Brussels 7 Luglio 2017
Analysing the interface between chemicals, products and waste legislation: european engineering industries’ suggestions on how to move forward
Orgalime welcomes the possibility to comment on the Roadmap “Analysis of the interface between chemicals, products and waste legislation and identification of policy options”.
The sector considers this initiative both, timely and highly relevant, as European engineering industries have been investing over decades into developing and manufacturing plenty of different technological solutions to societal challenges, including resource efficiency, energy efficiency, water quality and efficiency, air quality, waste and waste water collection, sorting or treatment technologies, or more circularity. We not only offer solutions to maintain the value of products, materials or resources in the economy for longer and minimise waste generation, such as through repair, remanufacturing or refurbishment of appliances and systems by Original Equipment Manufacturers and/or accredited centres. We attach great emphasis to continuously reducing resource input into companies’ own processes and products, as the most resource efficient solution is the one that does more with the same or with less.

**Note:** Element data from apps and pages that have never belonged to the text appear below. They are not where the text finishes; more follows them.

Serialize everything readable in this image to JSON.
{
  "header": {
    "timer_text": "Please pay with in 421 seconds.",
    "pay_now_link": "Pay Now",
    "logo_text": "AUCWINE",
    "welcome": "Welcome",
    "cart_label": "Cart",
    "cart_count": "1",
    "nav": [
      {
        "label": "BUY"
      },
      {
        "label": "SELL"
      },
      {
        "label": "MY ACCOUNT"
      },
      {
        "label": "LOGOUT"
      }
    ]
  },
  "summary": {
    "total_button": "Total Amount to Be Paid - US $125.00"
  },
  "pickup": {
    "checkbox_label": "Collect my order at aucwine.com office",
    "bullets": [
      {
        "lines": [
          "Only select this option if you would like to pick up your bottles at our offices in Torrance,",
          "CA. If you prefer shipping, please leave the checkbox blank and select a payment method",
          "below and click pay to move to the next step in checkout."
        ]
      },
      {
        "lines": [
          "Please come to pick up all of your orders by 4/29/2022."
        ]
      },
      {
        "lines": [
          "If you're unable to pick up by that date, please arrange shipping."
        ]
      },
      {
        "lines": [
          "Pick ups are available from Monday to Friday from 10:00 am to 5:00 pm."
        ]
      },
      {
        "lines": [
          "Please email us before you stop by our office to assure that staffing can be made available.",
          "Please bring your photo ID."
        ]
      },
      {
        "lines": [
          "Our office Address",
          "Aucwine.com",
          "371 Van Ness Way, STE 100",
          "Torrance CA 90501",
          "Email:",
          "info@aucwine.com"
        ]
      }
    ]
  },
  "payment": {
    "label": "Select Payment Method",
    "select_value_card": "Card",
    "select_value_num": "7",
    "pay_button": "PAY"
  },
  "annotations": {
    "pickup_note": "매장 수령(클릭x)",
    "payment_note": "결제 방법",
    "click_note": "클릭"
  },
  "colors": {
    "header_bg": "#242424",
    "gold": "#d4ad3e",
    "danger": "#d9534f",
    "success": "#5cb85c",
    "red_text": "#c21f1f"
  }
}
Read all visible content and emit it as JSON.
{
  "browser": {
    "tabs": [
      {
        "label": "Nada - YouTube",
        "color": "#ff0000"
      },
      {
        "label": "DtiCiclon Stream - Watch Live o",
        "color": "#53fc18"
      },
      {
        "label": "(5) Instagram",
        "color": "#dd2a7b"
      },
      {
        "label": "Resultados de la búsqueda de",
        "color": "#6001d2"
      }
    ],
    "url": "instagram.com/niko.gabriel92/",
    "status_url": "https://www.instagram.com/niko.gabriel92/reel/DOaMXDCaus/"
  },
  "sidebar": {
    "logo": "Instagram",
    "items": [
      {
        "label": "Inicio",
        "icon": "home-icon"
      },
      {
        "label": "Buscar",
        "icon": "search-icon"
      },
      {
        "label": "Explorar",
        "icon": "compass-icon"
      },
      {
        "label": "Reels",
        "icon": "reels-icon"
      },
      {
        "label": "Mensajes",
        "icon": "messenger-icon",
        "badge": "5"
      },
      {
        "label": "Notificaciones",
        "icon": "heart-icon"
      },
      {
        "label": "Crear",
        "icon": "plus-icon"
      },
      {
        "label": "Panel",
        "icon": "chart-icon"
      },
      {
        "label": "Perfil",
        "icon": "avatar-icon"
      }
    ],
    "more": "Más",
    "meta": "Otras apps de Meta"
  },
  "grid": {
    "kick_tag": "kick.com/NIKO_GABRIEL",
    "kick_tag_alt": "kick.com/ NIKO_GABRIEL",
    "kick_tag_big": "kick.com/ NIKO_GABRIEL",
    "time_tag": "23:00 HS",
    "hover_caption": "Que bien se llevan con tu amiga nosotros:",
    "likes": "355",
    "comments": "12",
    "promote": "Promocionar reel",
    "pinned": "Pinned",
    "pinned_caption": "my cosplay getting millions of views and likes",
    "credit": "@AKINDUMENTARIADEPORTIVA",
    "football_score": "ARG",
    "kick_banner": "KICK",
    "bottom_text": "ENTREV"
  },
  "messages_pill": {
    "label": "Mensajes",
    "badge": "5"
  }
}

The activities of our companies in the EU provide direct jobs to some 11 million Europeans and, with the ongoing digitisation of industry as the key driver of growth, we expect a further boost of simultaneously improving productivity, energy, water, resource and cost efficiency through technology manufactured in Europe for the world.
As a global industry with many European technology champions, we compete through quality, innovation and skills: Easy access to competitive, affordable and quality raw materials that satisfy technological needs is an essential prerequisite for our industries’ competitiveness and innovation capacities, as much in a linear as in a Circular Economy.
In its resource and Circular Economy activities, our sector encounters a number of important barriers. These are mostly regulatory (as we specify further in this paper), partly economic (notably consumer demand, attitude, (un)willingness to pay or inappropriate consumer behaviour during use or waste phase), partly practical, but rarely technical, which we would be pleased to see resolved by the current initiative.
In particular, we confirm the following key types of regulatory barriers:
- The lagging or incomplete implementation or enforcement of legislation, notably of the Waste Framework Directive and the Waste Exports of Shipment Regulations
- Different and conflicting national implementation of legislation, most notably Directives and national action plans, observed in the context of the Waste Framework Directive, Basel Convention or WEEE Directive
- Pieces of legislation that conflict each other because they represent conflicting values and for which “balanced choices” from a life cycle perspective will be essential.
Regarding the latter, such legislative conflicts arise between the following environment policy instruments that apply to our sector in parallel: Waste Framework Directive, WEEE Directive 2012/19/EU, RoHS Directive 2011/65/EU, REACH Regulation 1907/2006, Ecodesign Directive 2009/125/EC and Energy Labelling Framework 2010/30/EU (review). Other relevant tools include further waste policy acquis (Landfill Directive), the Industrial Emissions Directive 2010/75/EU or the Ecolabel Regulation 66/2010 and EMAS Regulation 1221/2009.
The type of conflicts between these environment policy instruments mainly arises in the following respects (which we specify in the annex):
- Double, overlapping and/or inconsistent product information requirements on manufacturers under Ecodesign implementing measures, WEEE, RoHS, REACH and Energy Labelling
- Conflicting requirements regarding product performances (energy consumption, water consumption, durability, restriction of the use of certain substances or end of life requirements)
- Conflicting and/or parallel evaluations and regulations that restrict the use of certain substances in electrical and electronic equipment (EEE) under REACH and RoHS
- Conflicting requirements regarding the push for increasing quantities of secondary raw materials and product specific regulation, such as substance restrictions
- Extended producer responsibility requirements for waste electrical and electronic equipment under the (proposed amended) Waste Directive and sector specific WEEE Directive.